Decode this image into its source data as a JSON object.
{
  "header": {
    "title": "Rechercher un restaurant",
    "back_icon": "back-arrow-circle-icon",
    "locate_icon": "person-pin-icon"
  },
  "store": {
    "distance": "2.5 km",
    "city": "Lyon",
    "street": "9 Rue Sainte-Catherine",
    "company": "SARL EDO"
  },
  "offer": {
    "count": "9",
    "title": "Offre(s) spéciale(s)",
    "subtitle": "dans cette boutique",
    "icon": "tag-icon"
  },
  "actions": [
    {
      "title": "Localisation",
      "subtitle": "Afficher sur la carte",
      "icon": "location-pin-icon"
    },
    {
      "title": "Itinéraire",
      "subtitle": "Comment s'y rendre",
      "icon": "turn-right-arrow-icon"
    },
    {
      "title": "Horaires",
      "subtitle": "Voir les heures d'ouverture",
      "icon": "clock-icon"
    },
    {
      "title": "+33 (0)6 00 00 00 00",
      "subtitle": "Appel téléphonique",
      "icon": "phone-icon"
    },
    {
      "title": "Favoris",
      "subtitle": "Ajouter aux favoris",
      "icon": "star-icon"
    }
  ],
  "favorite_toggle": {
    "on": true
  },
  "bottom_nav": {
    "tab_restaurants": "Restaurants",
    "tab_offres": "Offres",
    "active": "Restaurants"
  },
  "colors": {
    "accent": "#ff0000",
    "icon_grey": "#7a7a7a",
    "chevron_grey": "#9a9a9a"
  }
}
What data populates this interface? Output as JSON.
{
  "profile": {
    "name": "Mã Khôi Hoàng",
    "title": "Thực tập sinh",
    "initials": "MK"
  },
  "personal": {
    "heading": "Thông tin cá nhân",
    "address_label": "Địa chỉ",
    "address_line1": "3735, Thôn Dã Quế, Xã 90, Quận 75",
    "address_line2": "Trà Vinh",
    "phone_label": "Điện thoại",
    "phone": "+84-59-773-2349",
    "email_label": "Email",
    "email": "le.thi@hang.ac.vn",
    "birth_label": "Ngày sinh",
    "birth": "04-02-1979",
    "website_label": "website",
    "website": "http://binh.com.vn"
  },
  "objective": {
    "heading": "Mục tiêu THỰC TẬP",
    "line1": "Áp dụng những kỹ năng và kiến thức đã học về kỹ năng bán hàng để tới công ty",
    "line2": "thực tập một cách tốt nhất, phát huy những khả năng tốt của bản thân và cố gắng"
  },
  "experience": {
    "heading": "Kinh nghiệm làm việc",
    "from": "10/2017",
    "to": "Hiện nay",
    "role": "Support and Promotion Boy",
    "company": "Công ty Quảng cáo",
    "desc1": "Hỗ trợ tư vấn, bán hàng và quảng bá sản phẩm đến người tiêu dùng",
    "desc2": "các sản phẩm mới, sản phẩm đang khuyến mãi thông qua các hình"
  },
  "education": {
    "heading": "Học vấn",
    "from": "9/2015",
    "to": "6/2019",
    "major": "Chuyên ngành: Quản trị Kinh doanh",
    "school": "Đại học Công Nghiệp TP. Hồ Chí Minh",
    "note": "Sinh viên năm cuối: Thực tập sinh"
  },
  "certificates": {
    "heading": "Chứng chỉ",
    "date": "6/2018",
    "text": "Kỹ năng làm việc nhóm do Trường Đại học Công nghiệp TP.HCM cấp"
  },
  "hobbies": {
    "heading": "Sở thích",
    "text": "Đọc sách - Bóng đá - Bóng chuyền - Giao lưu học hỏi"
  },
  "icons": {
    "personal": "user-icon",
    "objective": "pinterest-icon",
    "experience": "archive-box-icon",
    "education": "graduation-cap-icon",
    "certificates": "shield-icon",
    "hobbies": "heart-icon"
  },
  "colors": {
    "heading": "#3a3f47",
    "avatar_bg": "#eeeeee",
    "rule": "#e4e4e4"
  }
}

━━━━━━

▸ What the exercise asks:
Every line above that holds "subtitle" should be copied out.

▸ Reply to the task:
    "subtitle": "dans cette boutique",
      "subtitle": "Afficher sur la carte",
      "subtitle": "Comment s'y rendre",
      "subtitle": "Voir les heures d'ouverture",
      "subtitle": "Appel téléphonique",
      "subtitle": "Ajouter aux favoris",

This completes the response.